Another range hood decision to make will be installing a ducted hood or one that’s ductless, also known as a recirculating hood. A ducted range hood will incorporate ventilation to direct the contaminated air outside the home. A ductless or recirculating range hood will pull the contaminated air through an activated charcoal filter to clean it before pushing the air back into the kitchen and home.
Depending on how much your clients cook regularly – and the cooking they like to do – you’ll want to offer them a range hood in the right size and one with enough ventilation capacity to clear kitchen fumes and polluted air from home.
What is the proper height for a range hood?
Range hood manufacturers have specific height requirements for their range hoods. Most range hoods are installed at 20” – 24” inches above the cooktop; if it’s a gas range, the stated height requirement is 25” – 30”.
How much does a range hood cost?
When designing a kitchen, you can now help clients add extra personality and style to their kitchen with a distinctive range hood. With choices available in wood or stainless steel, prices will vary depending on size, material, and power. You can find range hoods priced as low as $40 or as high as $1,200 or more. Those with more powerful fans and venting capacity and those that feature a more elaborate design will be more expensive.
You can find a ductless or recirculating range hood in the $40 -$100 price range. If you choose a stainless steel model with LED lighting, you move into the mid-price category, with options available for $200 – $500. A ducted, wall-mounted range hood in this price category can be constructed from stainless steel, glass, copper, or wood into various shapes to complement the kitchen’s design style.
If you are working on a kitchen for a professional chef – or for a client who aspires to a pro-grade kitchen down to the last detail – you’ll want to consider a downdraft range hood, which will come in at around $1,200. Of course, some options are even more expensive, but most clients don’t need that level of capability for typical home use.
How to choose the right range hood for your client’s kitchen?
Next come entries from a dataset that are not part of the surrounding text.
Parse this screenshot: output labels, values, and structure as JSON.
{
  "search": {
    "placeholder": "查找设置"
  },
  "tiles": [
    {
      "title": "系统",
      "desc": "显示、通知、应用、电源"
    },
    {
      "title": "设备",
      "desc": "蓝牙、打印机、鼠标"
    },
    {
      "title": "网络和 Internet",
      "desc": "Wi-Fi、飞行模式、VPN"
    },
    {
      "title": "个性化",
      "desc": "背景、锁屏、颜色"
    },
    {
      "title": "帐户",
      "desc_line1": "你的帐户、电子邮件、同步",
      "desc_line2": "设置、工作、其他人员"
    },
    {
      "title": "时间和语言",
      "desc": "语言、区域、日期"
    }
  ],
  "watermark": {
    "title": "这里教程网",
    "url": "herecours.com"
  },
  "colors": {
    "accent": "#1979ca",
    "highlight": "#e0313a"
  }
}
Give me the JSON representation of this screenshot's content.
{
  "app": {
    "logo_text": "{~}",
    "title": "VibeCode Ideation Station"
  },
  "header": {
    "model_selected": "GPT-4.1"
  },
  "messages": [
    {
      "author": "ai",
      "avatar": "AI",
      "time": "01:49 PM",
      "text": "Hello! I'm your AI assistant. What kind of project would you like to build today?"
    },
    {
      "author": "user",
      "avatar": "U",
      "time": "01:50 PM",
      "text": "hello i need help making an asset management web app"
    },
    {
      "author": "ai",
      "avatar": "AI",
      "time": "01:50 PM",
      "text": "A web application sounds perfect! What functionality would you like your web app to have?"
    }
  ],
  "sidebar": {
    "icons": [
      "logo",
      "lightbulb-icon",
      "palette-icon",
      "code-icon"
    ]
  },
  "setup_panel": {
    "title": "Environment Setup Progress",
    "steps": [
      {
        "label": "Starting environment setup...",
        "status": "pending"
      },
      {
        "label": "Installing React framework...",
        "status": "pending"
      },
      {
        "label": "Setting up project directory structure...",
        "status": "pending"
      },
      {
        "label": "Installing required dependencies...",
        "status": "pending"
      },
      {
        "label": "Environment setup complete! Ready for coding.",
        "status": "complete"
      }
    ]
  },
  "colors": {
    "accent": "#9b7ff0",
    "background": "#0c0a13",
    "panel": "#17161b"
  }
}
Your client’s overall style, direction, and preferences will reveal a starting point. A distinctive range hood will bring a unique focal point to the kitchen, or perhaps they want the hood to blend in with the rest of the cabinetry. Wood range hood shapes can be curved, tapered, angled, or sloped. Your clients can add embellishments like molding, straps, or shiplap to a wood range hood or choose a clean, smooth finish.
If you want to consider a wood range hood, CabinetCorp has 96 different wood range hoods from which to choose. With such an extensive selection, your clients are sure to find a range hood that will coordinate well with their kitchen cabinets. Visit our website to discover more about the construction and installation of our wood range hoods.